“There’s a very serious plan to make Rubicon into a very serious low-cost carrier,” said David Lenigas, a Rubicon board member and chairman of Lonrho.
“One of the attractions is that West Africa is very poorly served other than with national carriers that don’t have the proper models to do regional low-cost service,” said White.

In December, Rubicon received exclusive branding rights for Fastjet from EasyGroup for 12 months in exchange for a payment of 480 000 pounds, a 5 per cent stake in the company and further royalty fees, the Financial Times reports.

Recently there has been enormous investment in West African airlines. The region has some of the world’s fastest growing economies – the International Monetary Fund projects that Ghana’s economy will grow 13.5% this year. The International Civil Aviation Organization expects Africans to fly 8% more miles in 2012 and 8.3 % more in 2012, making the continent earth’s fastest-growing for air travel behind Asia and the Middle East. And according to Airline Business magazine, 74% of intra-African routes have no more than one daily flight while around half of African city pairs are underserved.

Consequently, Ghana has attracted other new airlines, including Starbow, which launched domestic operations on September 26 last year using two BAe 146 passenger jets. Starbow recently finalised the lease agreement for two more BAe 146s, which will be delivered in May. The Ghanaian airline is expanding its route network amidst rapid growth.

Starbow said passenger numbers have increased overwhelmingly since it commenced operations. The airline currently serves Kumasi with 16 flights a week, Tamale with 7 flights a week and Takoradi with 5 flights a week.

Regionally, Starbow plans to offer direct air services from Accra, Ghana to capital cities of neighbouring countries in the second quarter of this year namely, Abidjan in the Ivory Coast, Ouagadougou in Burkina Faso, Monrovia in Liberia and Cotonou in Benin.

The Ghanaian-German Economic Association (GGEA) this month reported that the airline industry will have a busy year in Ghana. The certification processes for Eagle Atlantic, NHV Aviation Ltd, Pison Airways Ltd and Africa World Ltd, are expected to be completed early this year.

Meanwhile, British Airways is set to start direct flights between Accra and the Spanish Capital Madrid by June, in partnership with Iberia. Emirates Airline is also set to introduce seven new passenger routes this year to complement five new routes introduced in 2011. This will bring the airline’s routes to a total of 114 destinations in 67 countries.

Two new international airlines whose licences were approved last year – Tap Air and Royal Jordanian Airlines – as well as Africa World Airlines, would either operate scheduled passenger or cargo services and intensify their operations this year.
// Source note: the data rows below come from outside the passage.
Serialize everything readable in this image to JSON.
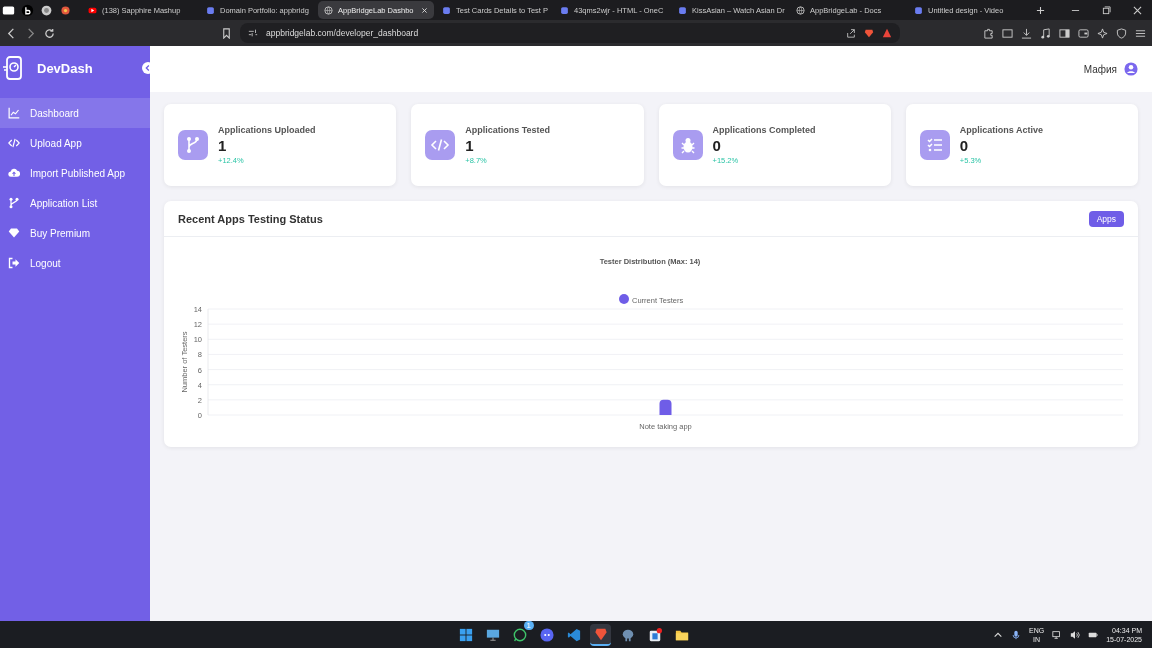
{
  "browser": {
    "tabs": [
      {
        "title": "(138) Sapphire Mashup",
        "selected": false
      },
      {
        "title": "Domain Portfolio: appbridg",
        "selected": false
      },
      {
        "title": "AppBridgeLab Dashbo",
        "selected": true
      },
      {
        "title": "Test Cards Details to Test P",
        "selected": false
      },
      {
        "title": "43qms2wjr - HTML - OneC",
        "selected": false
      },
      {
        "title": "KissAsian – Watch Asian Dr",
        "selected": false
      },
      {
        "title": "AppBridgeLab - Docs",
        "selected": false
      },
      {
        "title": "Untitled design - Video",
        "selected": false
      }
    ],
    "url": "appbridgelab.com/developer_dashboard"
  },
  "sidebar": {
    "brand": "DevDash",
    "items": [
      {
        "label": "Dashboard",
        "selected": true
      },
      {
        "label": "Upload App",
        "selected": false
      },
      {
        "label": "Import Published App",
        "selected": false
      },
      {
        "label": "Application List",
        "selected": false
      },
      {
        "label": "Buy Premium",
        "selected": false
      },
      {
        "label": "Logout",
        "selected": false
      }
    ]
  },
  "header": {
    "user": "Мафия"
  },
  "stats": [
    {
      "title": "Applications Uploaded",
      "value": "1",
      "change": "+12.4%"
    },
    {
      "title": "Applications Tested",
      "value": "1",
      "change": "+8.7%"
    },
    {
      "title": "Applications Completed",
      "value": "0",
      "change": "+15.2%"
    },
    {
      "title": "Applications Active",
      "value": "0",
      "change": "+5.3%"
    }
  ],
  "panel": {
    "title": "Recent Apps Testing Status",
    "button": "Apps",
    "chart_data": {
      "type": "bar",
      "title": "Tester Distribution (Max: 14)",
      "ylabel": "Number of Testers",
      "categories": [
        "Note taking app"
      ],
      "series": [
        {
          "name": "Current Testers",
          "color": "#6f5de7",
          "values": [
            2
          ]
        }
      ],
      "ylim": [
        0,
        14
      ],
      "yticks": [
        0,
        2,
        4,
        6,
        8,
        10,
        12,
        14
      ],
      "grid": true
    }
  },
  "taskbar": {
    "apps": [
      {
        "selected": false
      },
      {
        "selected": false
      },
      {
        "selected": false,
        "badge": "1"
      },
      {
        "selected": false
      },
      {
        "selected": false
      },
      {
        "selected": true
      },
      {
        "selected": false
      },
      {
        "selected": false
      },
      {
        "selected": false
      }
    ],
    "language": "ENG",
    "region": "IN",
    "time": "04:34 PM",
    "date": "15-07-2025"
  }
}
Africa World, founded by Ghana’s Togbe Afede XIV, plans to offer the same flights as Starbow, but targeting first-time fliers, says Chief Operations Officer Sean Mendis. “If you make travel easy for them,” Mendis says, “one of the first things people like to do – as a sign of their freedom, as a sign of their prosperity – they want to get on a plane, visit some family, do some more business.” The airline will use new ERJ 145 aircraft.

Air Namibia took delivery of four A319-100 aircraft last year to boost the company’s regional operations, including its new business model of Accra-Windhoek direct service.

Although there is much activity in Ghana’s aerospace sector, there remain barriers to entry, such as high aviation taxes and high fuel costs. Other challenges include poor infrastructure, high ticket prices and crashes – several Ghanaian airlines are blacklisted by the European Union and are banned from European airspace over safety concerns.